There are a host of interesting internals, so check them out, but one thing to keep in mind is that the internals are all based on registered voters; not likely voters. So on questions like whom do you prefer on the deficit you're reading answers from the registered voter sample; not from the likely voter sample.
A couple things stand out, though.
a. Obama's job approval sits at 49% and approval of his handling of the economy is at 47%. Both numbers are below 50%.
b. The good news for Obama is that he's, once again, even with Romney on who'd do a better job handling the economy.
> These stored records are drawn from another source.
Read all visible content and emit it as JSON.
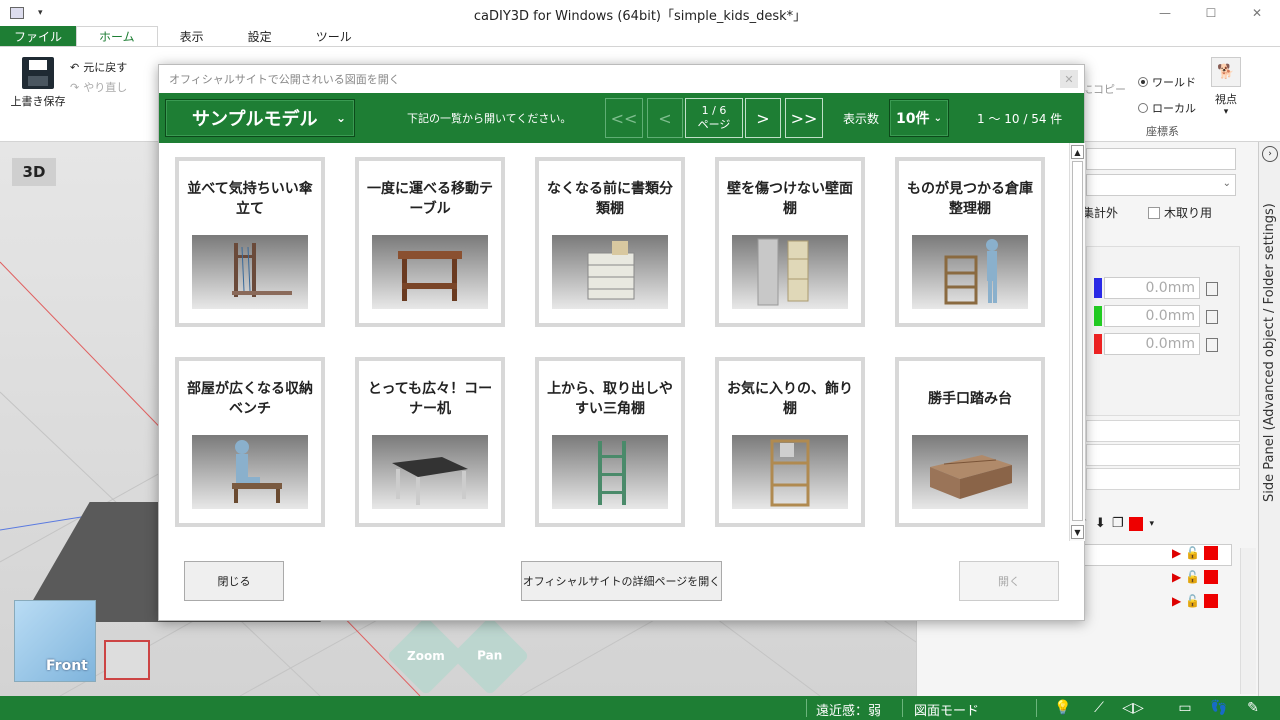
{
  "window": {
    "title": "caDIY3D for Windows (64bit)「simple_kids_desk*」",
    "controls": [
      "—",
      "☐",
      "✕"
    ]
  },
  "ribbon": {
    "tabs": [
      "ファイル",
      "ホーム",
      "表示",
      "設定",
      "ツール"
    ],
    "save_label": "上書き保存",
    "undo_label": "元に戻す",
    "redo_label": "やり直し",
    "coord_world": "ワールド",
    "coord_local": "ローカル",
    "coord_group": "座標系",
    "viewpoint_label": "視点",
    "copy_hint": "にコピー"
  },
  "viewport": {
    "label": "3D",
    "cube_face": "Front",
    "zoom_label": "Zoom",
    "pan_label": "Pan"
  },
  "sidepanel": {
    "vertical_title": "Side Panel (Advanced object / Folder settings)",
    "chk_exclude": "集計外",
    "chk_wood": "木取り用",
    "x_value": "0.0mm",
    "y_value": "0.0mm",
    "z_value": "0.0mm",
    "colors": {
      "x": "#2a2ae8",
      "y": "#22cc22",
      "z": "#ee2222"
    }
  },
  "statusbar": {
    "perspective": "遠近感：弱",
    "mode": "図面モード"
  },
  "modal": {
    "title": "オフィシャルサイトで公開されいる図面を開く",
    "category": "サンプルモデル",
    "note": "下記の一覧から開いてください。",
    "first_btn": "<<",
    "prev_btn": "<",
    "page_info": "1 / 6",
    "page_unit": "ページ",
    "next_btn": ">",
    "last_btn": ">>",
    "per_page_label": "表示数",
    "per_page_value": "10件",
    "range": "1 ～ 10 / 54 件",
    "items": [
      {
        "title": "並べて気持ちいい傘立て"
      },
      {
        "title": "一度に運べる移動テーブル"
      },
      {
        "title": "なくなる前に書類分類棚"
      },
      {
        "title": "壁を傷つけない壁面棚"
      },
      {
        "title": "ものが見つかる倉庫整理棚"
      },
      {
        "title": "部屋が広くなる収納ベンチ"
      },
      {
        "title": "とっても広々！コーナー机"
      },
      {
        "title": "上から、取り出しやすい三角棚"
      },
      {
        "title": "お気に入りの、飾り棚"
      },
      {
        "title": "勝手口踏み台"
      }
    ],
    "close_btn": "閉じる",
    "official_btn": "オフィシャルサイトの詳細ページを開く",
    "open_btn": "開く"
  }
}
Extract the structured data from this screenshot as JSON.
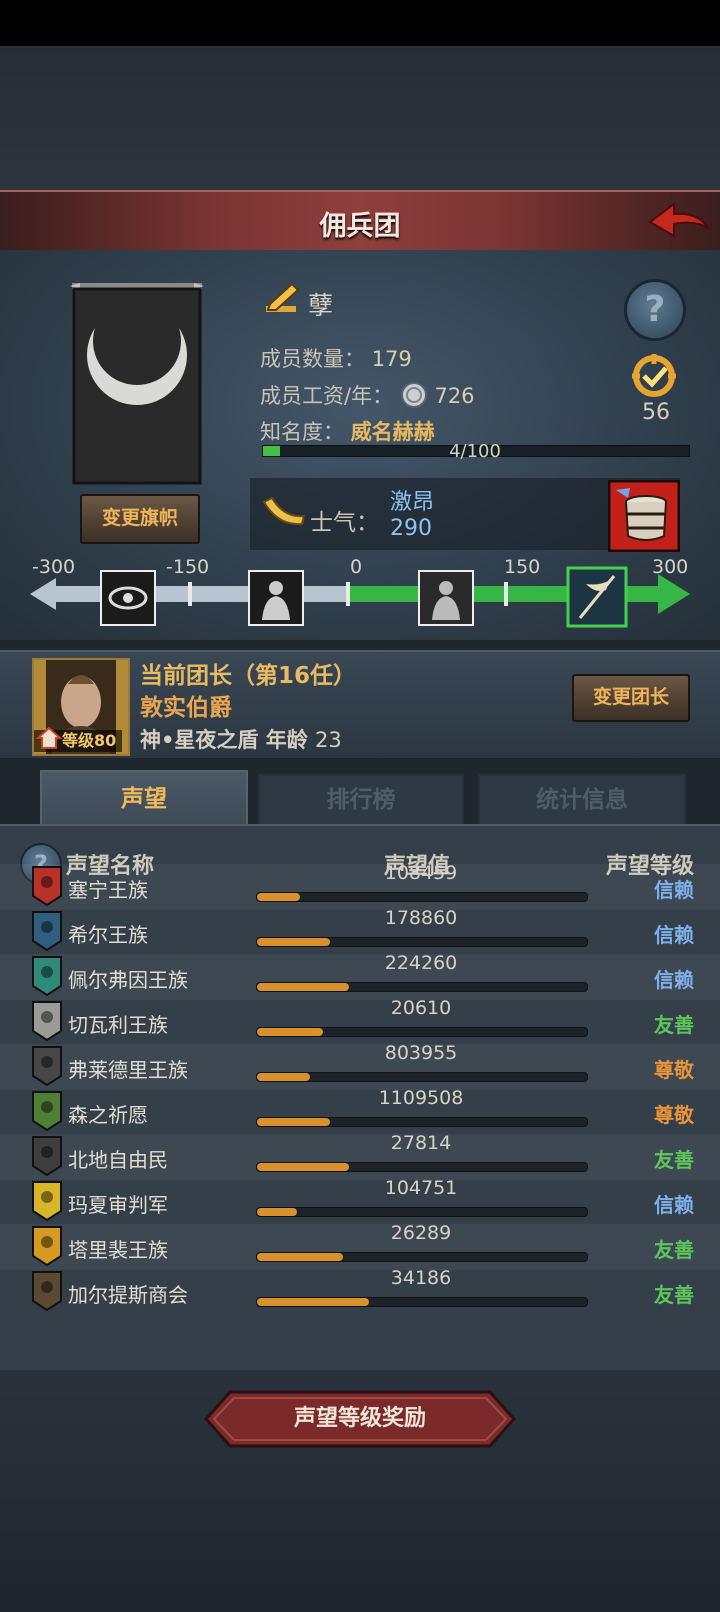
{
  "header": {
    "title": "佣兵团"
  },
  "company": {
    "name": "孽",
    "members_label": "成员数量：",
    "members_value": "179",
    "wage_label": "成员工资/年：",
    "wage_value": "726",
    "fame_label": "知名度：",
    "fame_value": "威名赫赫",
    "fame_progress_text": "4/100",
    "fame_progress": 0.04,
    "badge_value": "56",
    "change_flag_label": "变更旗帜"
  },
  "morale": {
    "label": "士气：",
    "word": "激昂",
    "value": "290",
    "ticks": [
      "-300",
      "-150",
      "0",
      "150",
      "300"
    ],
    "icons": [
      "eye-omen-icon",
      "despair-figure-icon",
      "calm-figure-icon",
      "charge-banner-icon"
    ]
  },
  "leader": {
    "line1": "当前团长（第16任）",
    "name": "敦实伯爵",
    "title_age": "神•星夜之盾 年龄",
    "age": "23",
    "level": "等级80",
    "change_leader_label": "变更团长"
  },
  "tabs": [
    {
      "label": "声望",
      "active": true
    },
    {
      "label": "排行榜",
      "active": false
    },
    {
      "label": "统计信息",
      "active": false
    }
  ],
  "reputation": {
    "col_name": "声望名称",
    "col_value": "声望值",
    "col_level": "声望等级",
    "rows": [
      {
        "name": "塞宁王族",
        "value": "108459",
        "progress": 0.13,
        "level": "信赖",
        "level_color": "#7fb0ea",
        "icon_color": "#b8322a"
      },
      {
        "name": "希尔王族",
        "value": "178860",
        "progress": 0.22,
        "level": "信赖",
        "level_color": "#7fb0ea",
        "icon_color": "#2f5f7e"
      },
      {
        "name": "佩尔弗因王族",
        "value": "224260",
        "progress": 0.28,
        "level": "信赖",
        "level_color": "#7fb0ea",
        "icon_color": "#2f8a7a"
      },
      {
        "name": "切瓦利王族",
        "value": "20610",
        "progress": 0.2,
        "level": "友善",
        "level_color": "#5ec45c",
        "icon_color": "#9a9a96"
      },
      {
        "name": "弗莱德里王族",
        "value": "803955",
        "progress": 0.16,
        "level": "尊敬",
        "level_color": "#e5943a",
        "icon_color": "#474747"
      },
      {
        "name": "森之祈愿",
        "value": "1109508",
        "progress": 0.22,
        "level": "尊敬",
        "level_color": "#e5943a",
        "icon_color": "#4f7e34"
      },
      {
        "name": "北地自由民",
        "value": "27814",
        "progress": 0.28,
        "level": "友善",
        "level_color": "#5ec45c",
        "icon_color": "#3e3e3e"
      },
      {
        "name": "玛夏审判军",
        "value": "104751",
        "progress": 0.12,
        "level": "信赖",
        "level_color": "#7fb0ea",
        "icon_color": "#d8b62a"
      },
      {
        "name": "塔里裴王族",
        "value": "26289",
        "progress": 0.26,
        "level": "友善",
        "level_color": "#5ec45c",
        "icon_color": "#d49a22"
      },
      {
        "name": "加尔提斯商会",
        "value": "34186",
        "progress": 0.34,
        "level": "友善",
        "level_color": "#5ec45c",
        "icon_color": "#5a4a34"
      }
    ]
  },
  "footer": {
    "reward_label": "声望等级奖励"
  }
}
My theory has always been that this number will mirror overall preference the closer we get to the election. Since the economy dominates voters' concerns, it makes sense that voters would pick the candidate they most trust on the economy.
Having said that, there's a chicken-egg problem. Are voters picking the candidate they trust more on the economy, or do they trust the candidate on the economy because they're already supporting that candidate?
c. Obama leads big on terrorism, women's issues, social issues, and handling a crisis. Problem for him? Those aren't exactly front-and-center in voters' minds.
It's a much closer race on the bigger concerns -- the deficit (Romney +2%), economy (tied), health care (Obama +4%), Medicare (Obama +4%), taxes (Obama +5%), and international affairs (+5%).
d. There are a bunch of fun questions about whom you'd prefer to see on Dancing with the Stars and whom you'd prefer to go with on a camping trip.
Not surprisingly, Obama dominates on the fun questions that tap into likability.
Meanwhile, the president and Romney are tied on whom you'd prefer to have babysit your kids, 41%-41%.
That measures perceptions of competence, and so Romney's parity with Obama isn't surprising.
e. Finally, here are the turnout numbers.
Among Obama’s supporters in this survey, 51 percent describe themselves as very enthusiastic about their choice – notably fewer than its level at this time four years ago, 61 percent. Indeed Romney has closed the enthusiasm gap from early September; then he trailed Obama by 10 points in very enthusiastic supporters. Today it’s an insignificant 3 points.
Romney also has ramped up his get-out-the vote efforts. In late August, 31 percent of Obama’s supporters said they’d been contacted by his campaign, while just 18 percent of Romney’s backers said they’d heard from their candidate. Today Obama’s outreach number is essentially the same, while Romney’s has advanced, virtually to parity: Twenty-six percent of his supporters now say they’ve heard from him.
Among the particular challenges for Obama are young voters: A mainstay of his support in 2008, they’re far less likely now to say they’re certain to turn out.
Full poll pdf here.
[Photo: Public Domain: Pete Souza]